Reproduce the records that follow without alteration, apart from removing the pictures.

(ENTRIES SUPPLIED Opens)

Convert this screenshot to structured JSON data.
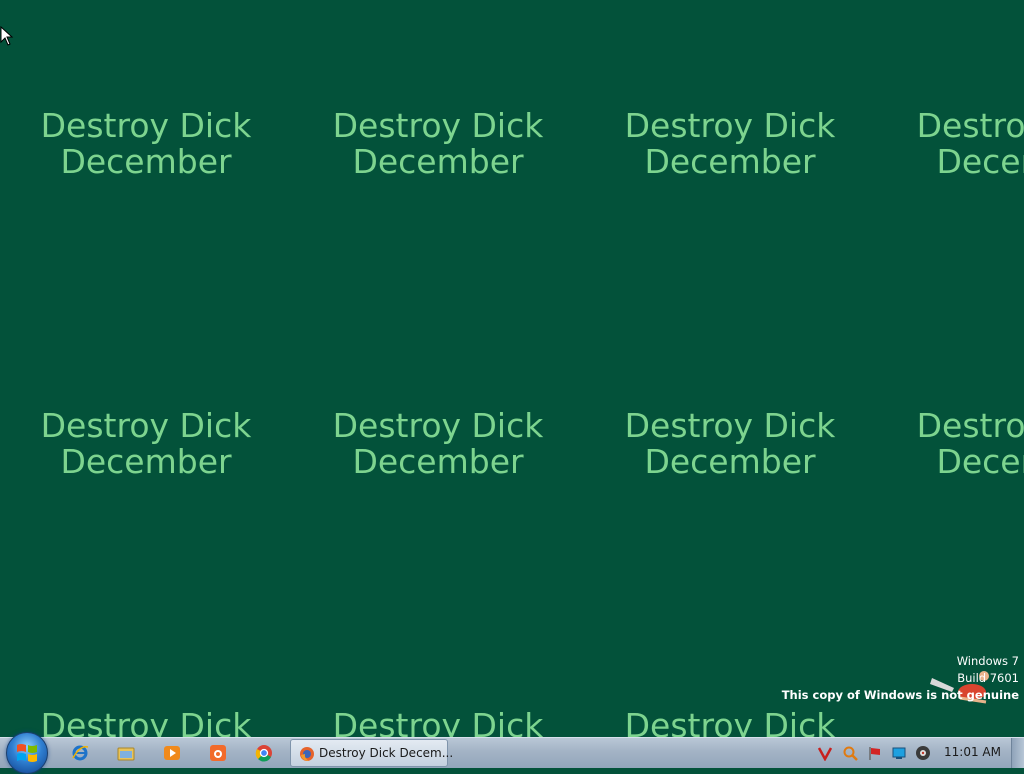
{
  "wallpaper": {
    "line1": "Destroy Dick",
    "line2": "December",
    "text_color": "#7dd48f",
    "background_color": "#03523a"
  },
  "watermark": {
    "line1": "Windows 7",
    "line2": "Build 7601",
    "line3": "This copy of Windows is not genuine"
  },
  "taskbar": {
    "pinned": [
      "internet-explorer-icon",
      "windows-explorer-icon",
      "media-player-icon",
      "uc-browser-icon",
      "chrome-icon"
    ],
    "active_task_label": "Destroy Dick Decem...",
    "clock": "11:01 AM"
  }
}
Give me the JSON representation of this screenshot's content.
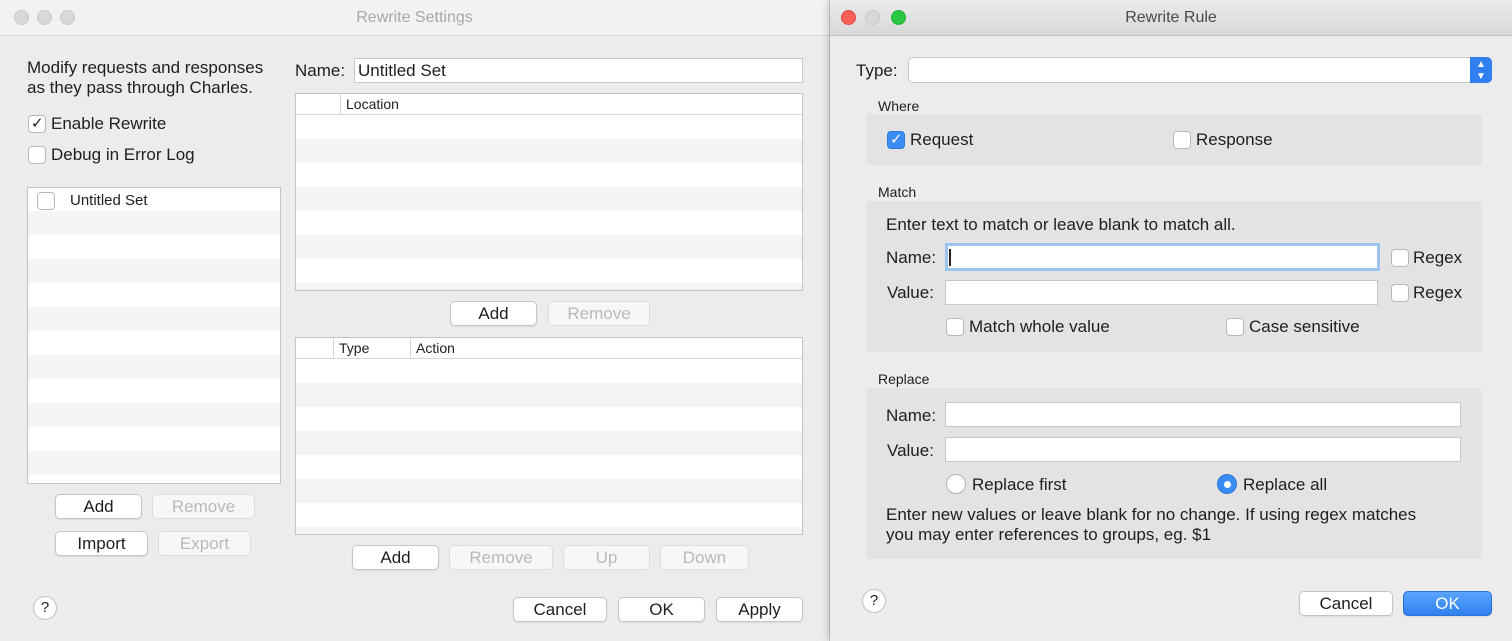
{
  "settings": {
    "title": "Rewrite Settings",
    "description_line1": "Modify requests and responses",
    "description_line2": "as they pass through Charles.",
    "enable_label": "Enable Rewrite",
    "debug_label": "Debug in Error Log",
    "sets": [
      {
        "name": "Untitled Set",
        "checked": false
      }
    ],
    "add": "Add",
    "remove": "Remove",
    "import": "Import",
    "export": "Export",
    "name_label": "Name:",
    "name_value": "Untitled Set",
    "location_header": "Location",
    "rules_headers": {
      "type": "Type",
      "action": "Action"
    },
    "up": "Up",
    "down": "Down",
    "cancel": "Cancel",
    "ok": "OK",
    "apply": "Apply",
    "help": "?"
  },
  "rule": {
    "title": "Rewrite Rule",
    "type_label": "Type:",
    "type_value": "",
    "where_label": "Where",
    "request_label": "Request",
    "request_checked": true,
    "response_label": "Response",
    "response_checked": false,
    "match_label": "Match",
    "match_hint": "Enter text to match or leave blank to match all.",
    "name_label": "Name:",
    "value_label": "Value:",
    "match_name_value": "",
    "match_value_value": "",
    "regex_label": "Regex",
    "match_whole_label": "Match whole value",
    "case_sensitive_label": "Case sensitive",
    "replace_label": "Replace",
    "replace_name_value": "",
    "replace_value_value": "",
    "replace_first_label": "Replace first",
    "replace_all_label": "Replace all",
    "replace_mode": "all",
    "replace_hint_line1": "Enter new values or leave blank for no change. If using regex matches",
    "replace_hint_line2": "you may enter references to groups, eg. $1",
    "cancel": "Cancel",
    "ok": "OK",
    "help": "?"
  },
  "colors": {
    "accent": "#3a8cf5",
    "close": "#fc5f57",
    "minimize": "#fdbb2e",
    "zoom": "#29c840"
  }
}
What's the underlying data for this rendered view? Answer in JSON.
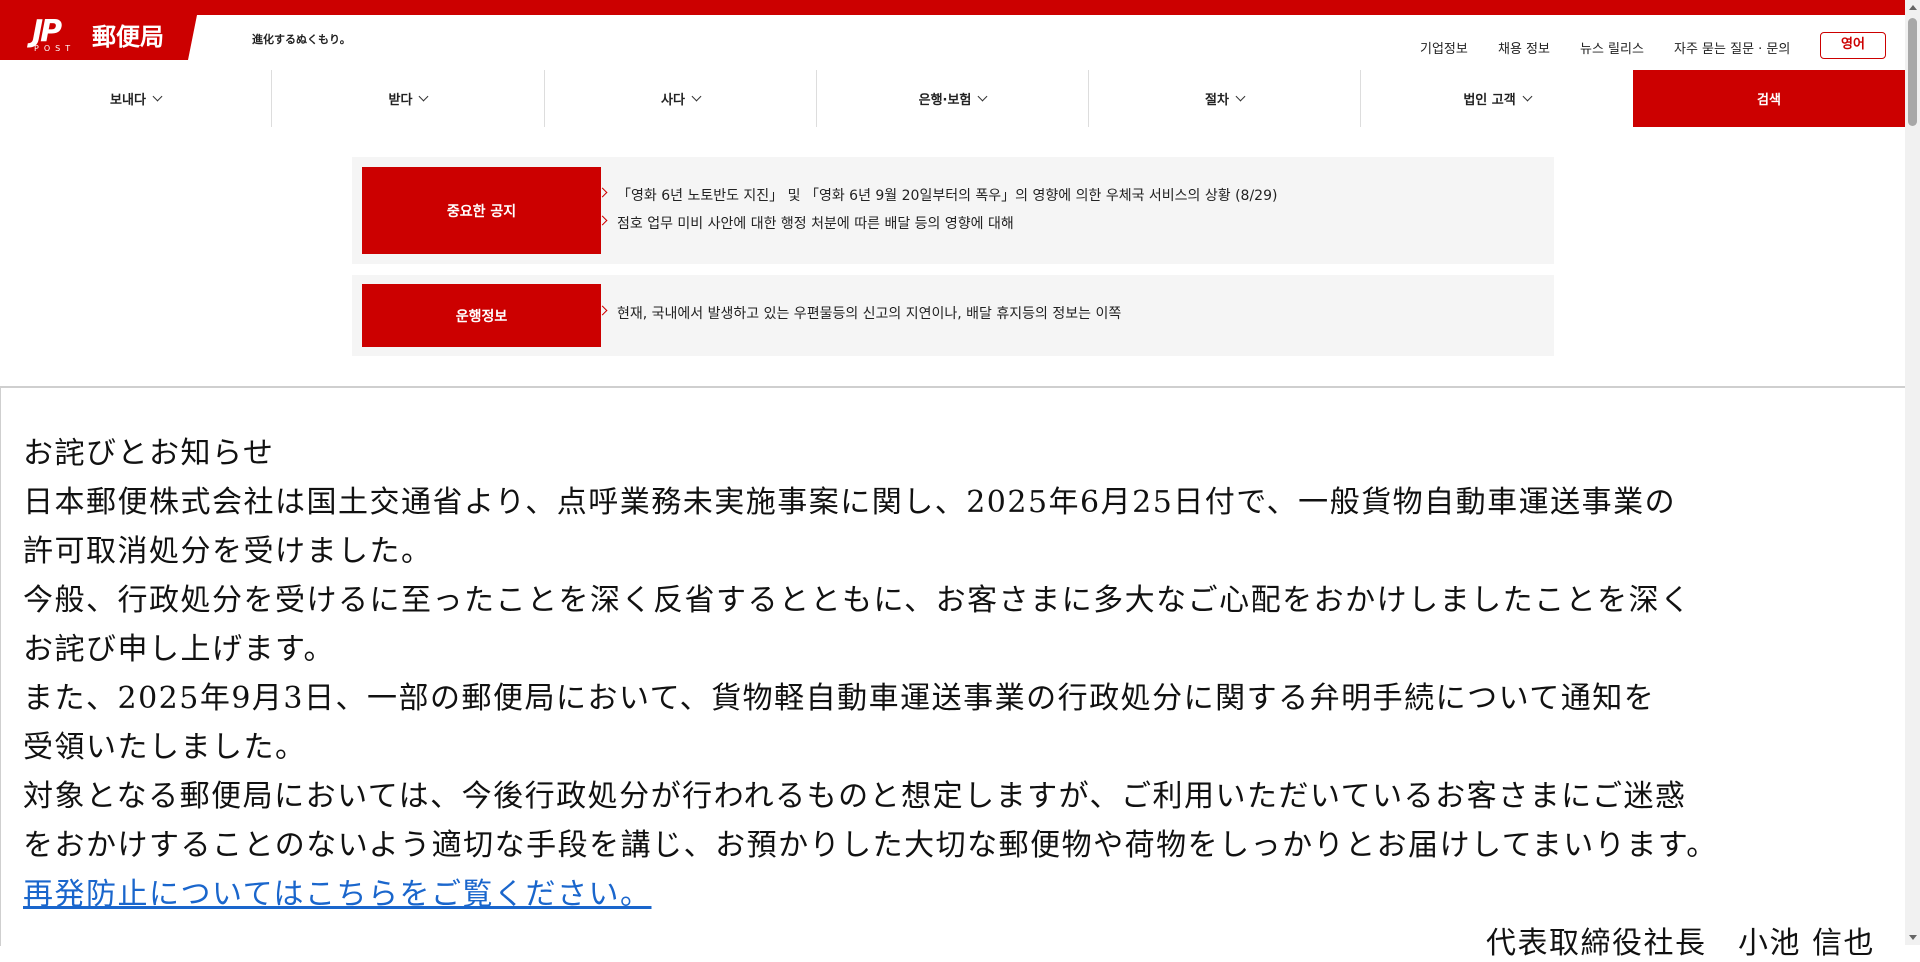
{
  "header": {
    "logo_mark": "JP",
    "logo_post": "POST",
    "logo_text": "郵便局",
    "tagline": "進化するぬくもり。",
    "utility_links": [
      "기업정보",
      "채용 정보",
      "뉴스 릴리스",
      "자주 묻는 질문 · 문의"
    ],
    "language_button": "영어",
    "brand_color": "#cc0000"
  },
  "nav": {
    "items": [
      "보내다",
      "받다",
      "사다",
      "은행·보험",
      "절차",
      "법인 고객"
    ],
    "search_label": "검색"
  },
  "notices": {
    "important_label": "중요한 공지",
    "important_items": [
      "「영화 6년 노토반도 지진」 및 「영화 6년 9월 20일부터의 폭우」의 영향에 의한 우체국 서비스의 상황 (8/29)",
      "점호 업무 미비 사안에 대한 행정 처분에 따른 배달 등의 영향에 대해"
    ],
    "operation_label": "운행정보",
    "operation_items": [
      "현재, 국내에서 발생하고 있는 우편물등의 신고의 지연이나, 배달 휴지등의 정보는 이쪽"
    ]
  },
  "apology": {
    "title": "お詫びとお知らせ",
    "lines": [
      "日本郵便株式会社は国土交通省より、点呼業務未実施事案に関し、2025年6月25日付で、一般貨物自動車運送事業の",
      "許可取消処分を受けました。",
      "今般、行政処分を受けるに至ったことを深く反省するとともに、お客さまに多大なご心配をおかけしましたことを深く",
      "お詫び申し上げます。",
      "また、2025年9月3日、一部の郵便局において、貨物軽自動車運送事業の行政処分に関する弁明手続について通知を",
      "受領いたしました。",
      "対象となる郵便局においては、今後行政処分が行われるものと想定しますが、ご利用いただいているお客さまにご迷惑",
      "をおかけすることのないよう適切な手段を講じ、お預かりした大切な郵便物や荷物をしっかりとお届けしてまいります。"
    ],
    "link": "再発防止についてはこちらをご覧ください。",
    "signature": "代表取締役社長　小池 信也"
  }
}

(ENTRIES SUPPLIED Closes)

## WRITTEN ANSWER
Convert this screenshot to structured JSON data.
{
  "wallpaper": {
    "line1": "Destroy Dick",
    "line2": "December",
    "text_color": "#7dd48f",
    "background_color": "#03523a"
  },
  "watermark": {
    "line1": "Windows 7",
    "line2": "Build 7601",
    "line3": "This copy of Windows is not genuine"
  },
  "taskbar": {
    "pinned": [
      "internet-explorer-icon",
      "windows-explorer-icon",
      "media-player-icon",
      "uc-browser-icon",
      "chrome-icon"
    ],
    "active_task_label": "Destroy Dick Decem...",
    "clock": "11:01 AM"
  }
}
Give me the JSON representation of this screenshot's content.
{
  "settings": {
    "title": "Rewrite Settings",
    "description_line1": "Modify requests and responses",
    "description_line2": "as they pass through Charles.",
    "enable_label": "Enable Rewrite",
    "debug_label": "Debug in Error Log",
    "sets": [
      {
        "name": "Untitled Set",
        "checked": false
      }
    ],
    "add": "Add",
    "remove": "Remove",
    "import": "Import",
    "export": "Export",
    "name_label": "Name:",
    "name_value": "Untitled Set",
    "location_header": "Location",
    "rules_headers": {
      "type": "Type",
      "action": "Action"
    },
    "up": "Up",
    "down": "Down",
    "cancel": "Cancel",
    "ok": "OK",
    "apply": "Apply",
    "help": "?"
  },
  "rule": {
    "title": "Rewrite Rule",
    "type_label": "Type:",
    "type_value": "",
    "where_label": "Where",
    "request_label": "Request",
    "request_checked": true,
    "response_label": "Response",
    "response_checked": false,
    "match_label": "Match",
    "match_hint": "Enter text to match or leave blank to match all.",
    "name_label": "Name:",
    "value_label": "Value:",
    "match_name_value": "",
    "match_value_value": "",
    "regex_label": "Regex",
    "match_whole_label": "Match whole value",
    "case_sensitive_label": "Case sensitive",
    "replace_label": "Replace",
    "replace_name_value": "",
    "replace_value_value": "",
    "replace_first_label": "Replace first",
    "replace_all_label": "Replace all",
    "replace_mode": "all",
    "replace_hint_line1": "Enter new values or leave blank for no change. If using regex matches",
    "replace_hint_line2": "you may enter references to groups, eg. $1",
    "cancel": "Cancel",
    "ok": "OK",
    "help": "?"
  },
  "colors": {
    "accent": "#3a8cf5",
    "close": "#fc5f57",
    "minimize": "#fdbb2e",
    "zoom": "#29c840"
  }
}
What's the underlying data for this rendered view? Answer in JSON.
{
  "header": {
    "logo_mark": "JP",
    "logo_post": "POST",
    "logo_text": "郵便局",
    "tagline": "進化するぬくもり。",
    "utility_links": [
      "기업정보",
      "채용 정보",
      "뉴스 릴리스",
      "자주 묻는 질문 · 문의"
    ],
    "language_button": "영어",
    "brand_color": "#cc0000"
  },
  "nav": {
    "items": [
      "보내다",
      "받다",
      "사다",
      "은행·보험",
      "절차",
      "법인 고객"
    ],
    "search_label": "검색"
  },
  "notices": {
    "important_label": "중요한 공지",
    "important_items": [
      "「영화 6년 노토반도 지진」 및 「영화 6년 9월 20일부터의 폭우」의 영향에 의한 우체국 서비스의 상황 (8/29)",
      "점호 업무 미비 사안에 대한 행정 처분에 따른 배달 등의 영향에 대해"
    ],
    "operation_label": "운행정보",
    "operation_items": [
      "현재, 국내에서 발생하고 있는 우편물등의 신고의 지연이나, 배달 휴지등의 정보는 이쪽"
    ]
  },
  "apology": {
    "title": "お詫びとお知らせ",
    "lines": [
      "日本郵便株式会社は国土交通省より、点呼業務未実施事案に関し、2025年6月25日付で、一般貨物自動車運送事業の",
      "許可取消処分を受けました。",
      "今般、行政処分を受けるに至ったことを深く反省するとともに、お客さまに多大なご心配をおかけしましたことを深く",
      "お詫び申し上げます。",
      "また、2025年9月3日、一部の郵便局において、貨物軽自動車運送事業の行政処分に関する弁明手続について通知を",
      "受領いたしました。",
      "対象となる郵便局においては、今後行政処分が行われるものと想定しますが、ご利用いただいているお客さまにご迷惑",
      "をおかけすることのないよう適切な手段を講じ、お預かりした大切な郵便物や荷物をしっかりとお届けしてまいります。"
    ],
    "link": "再発防止についてはこちらをご覧ください。",
    "signature": "代表取締役社長　小池 信也"
  }
}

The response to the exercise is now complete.